SET UP & SITE
Let's compare the just-opened Porch to its impressive established near-neighbour, St Heliers Bay Bistro. Hip Group, owners of St Heliers Bay Bistro and other excellent waterside cafes at Kohimarama and Takapuna, have long been the arbiters of good in the city's once-appallingly moribund waterfront brunching experience. Is it a wise idea for a new establishment to attempt to take on such a strong competitor, just a few doors away? Porch has an immediate disadvantage in its building design, which, unlike the brilliant, sunny, inside-outness of its near competitor, offers two distinct dining experiences - the haves, at the strip of tables outside in the bright summer light, and the have-nots, inside in the air-conditioned half-light.
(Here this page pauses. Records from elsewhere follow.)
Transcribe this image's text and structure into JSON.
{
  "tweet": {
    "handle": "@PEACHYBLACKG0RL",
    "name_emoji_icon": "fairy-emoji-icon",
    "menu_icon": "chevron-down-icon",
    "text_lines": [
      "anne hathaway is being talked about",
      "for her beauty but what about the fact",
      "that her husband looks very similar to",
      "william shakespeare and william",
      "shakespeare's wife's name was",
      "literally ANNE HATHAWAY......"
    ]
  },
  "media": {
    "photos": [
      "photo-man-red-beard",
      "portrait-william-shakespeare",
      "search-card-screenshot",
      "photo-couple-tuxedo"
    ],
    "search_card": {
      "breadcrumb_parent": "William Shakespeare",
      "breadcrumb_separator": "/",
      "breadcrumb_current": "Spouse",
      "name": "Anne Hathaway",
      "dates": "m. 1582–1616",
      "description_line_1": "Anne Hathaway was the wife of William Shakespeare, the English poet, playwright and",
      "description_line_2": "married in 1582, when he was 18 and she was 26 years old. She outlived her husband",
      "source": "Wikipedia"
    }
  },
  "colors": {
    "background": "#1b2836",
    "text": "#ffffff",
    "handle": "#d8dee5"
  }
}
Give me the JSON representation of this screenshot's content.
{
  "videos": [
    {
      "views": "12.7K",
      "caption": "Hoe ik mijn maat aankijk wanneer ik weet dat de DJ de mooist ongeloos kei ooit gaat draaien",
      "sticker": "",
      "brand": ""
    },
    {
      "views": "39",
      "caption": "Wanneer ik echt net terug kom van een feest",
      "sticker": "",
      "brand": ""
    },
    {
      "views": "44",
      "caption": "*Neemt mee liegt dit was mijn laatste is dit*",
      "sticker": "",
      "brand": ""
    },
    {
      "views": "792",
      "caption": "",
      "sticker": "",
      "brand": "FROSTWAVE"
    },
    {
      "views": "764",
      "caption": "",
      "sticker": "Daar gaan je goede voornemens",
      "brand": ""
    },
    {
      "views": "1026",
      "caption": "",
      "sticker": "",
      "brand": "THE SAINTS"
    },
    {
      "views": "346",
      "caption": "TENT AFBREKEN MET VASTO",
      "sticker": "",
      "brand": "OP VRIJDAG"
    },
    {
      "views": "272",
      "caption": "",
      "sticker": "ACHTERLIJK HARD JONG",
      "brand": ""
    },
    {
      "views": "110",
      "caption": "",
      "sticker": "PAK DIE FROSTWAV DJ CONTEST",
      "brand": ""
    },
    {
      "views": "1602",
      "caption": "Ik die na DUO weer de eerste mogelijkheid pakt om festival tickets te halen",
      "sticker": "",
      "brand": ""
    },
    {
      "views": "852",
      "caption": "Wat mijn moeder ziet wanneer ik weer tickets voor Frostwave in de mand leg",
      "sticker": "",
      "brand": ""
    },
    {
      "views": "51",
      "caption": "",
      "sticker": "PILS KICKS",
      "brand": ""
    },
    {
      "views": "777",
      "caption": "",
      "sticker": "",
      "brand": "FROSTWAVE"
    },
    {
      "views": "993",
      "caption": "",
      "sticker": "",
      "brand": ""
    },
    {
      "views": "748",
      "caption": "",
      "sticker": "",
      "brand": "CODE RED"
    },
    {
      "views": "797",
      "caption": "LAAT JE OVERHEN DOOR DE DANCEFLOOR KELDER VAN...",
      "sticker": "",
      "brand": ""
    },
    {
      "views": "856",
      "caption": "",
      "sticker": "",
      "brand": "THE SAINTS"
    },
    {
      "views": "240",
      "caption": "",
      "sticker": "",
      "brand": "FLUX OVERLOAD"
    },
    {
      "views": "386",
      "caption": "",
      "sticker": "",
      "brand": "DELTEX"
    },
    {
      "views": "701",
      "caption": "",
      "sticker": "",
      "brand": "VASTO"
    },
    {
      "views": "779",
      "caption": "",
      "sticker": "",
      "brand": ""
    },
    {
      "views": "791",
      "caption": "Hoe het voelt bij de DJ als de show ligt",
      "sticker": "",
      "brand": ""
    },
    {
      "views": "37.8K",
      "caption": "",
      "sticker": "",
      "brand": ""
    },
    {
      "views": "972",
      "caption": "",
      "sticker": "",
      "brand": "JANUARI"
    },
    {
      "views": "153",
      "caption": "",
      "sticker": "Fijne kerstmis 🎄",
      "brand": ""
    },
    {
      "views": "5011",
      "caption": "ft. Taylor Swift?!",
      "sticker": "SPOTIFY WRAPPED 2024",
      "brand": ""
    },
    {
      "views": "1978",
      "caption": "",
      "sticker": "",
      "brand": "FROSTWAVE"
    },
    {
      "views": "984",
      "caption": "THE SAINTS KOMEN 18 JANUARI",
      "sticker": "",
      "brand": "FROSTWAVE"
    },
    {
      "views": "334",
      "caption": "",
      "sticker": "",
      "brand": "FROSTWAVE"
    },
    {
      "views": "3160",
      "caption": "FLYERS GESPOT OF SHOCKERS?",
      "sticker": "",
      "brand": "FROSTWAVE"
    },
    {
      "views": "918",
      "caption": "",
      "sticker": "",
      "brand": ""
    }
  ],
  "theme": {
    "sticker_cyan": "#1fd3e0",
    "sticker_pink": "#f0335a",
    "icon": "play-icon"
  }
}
We started inside but a table soon came free outside, and the move was worth at least an extra half point, possibly more, on this review's final score.
SUSTENANCE & SWILL
A good menu tells you much about a place: the thought that's gone into its design, the quality of the language, the ingredients themselves. There's a lovely feel to the Porch menu, which makes you feel like you're in the hands of professionals, but not uptight professionals. There are names like "The Usual" and "Bowl-o-rama", and there are descriptions of subtle humour like "porched eggs". I ordered the hash benedict, which came with rocket, chipotle hollandaise and a choice of pulled pork, bacon or salmon. The flavours were great, although my pork was a little dry, and a friend had ordered the same dish but with bacon and was so obtusely happy with his choice that I couldn't help feeling a little sad about my own. The trouble is, if something's a little bit off at Porch, you won't be able to help wondering whether you might have been better off at St Heliers Bay Bistro. The others at our table both had the Bowl-o-rama and were delighted by it, with its bright, clashing colours of poached eggs, avocado, halloumi, quinoa, hummus and pickled vegetables. They both ordered hash browns as extras, which made the dish a little browner and a lot less self-righteously healthful.
SERVICE & OTHER STUFF
The St Heliers Bay Bistro is sometimes a victim of its own popularity, characterised by long waits, a feeling of claustrophobia, the din and crush of the crowd. Those are not yet problems at Porch. On the hot, late, Sunday morning we went, it was reasonably well populated, but felt relaxed and languid, like a good beach dining experience usually doesn't. It's likely this won't last. St Heliers, for so long so woefully served by their dining establishments, now has two very good choices.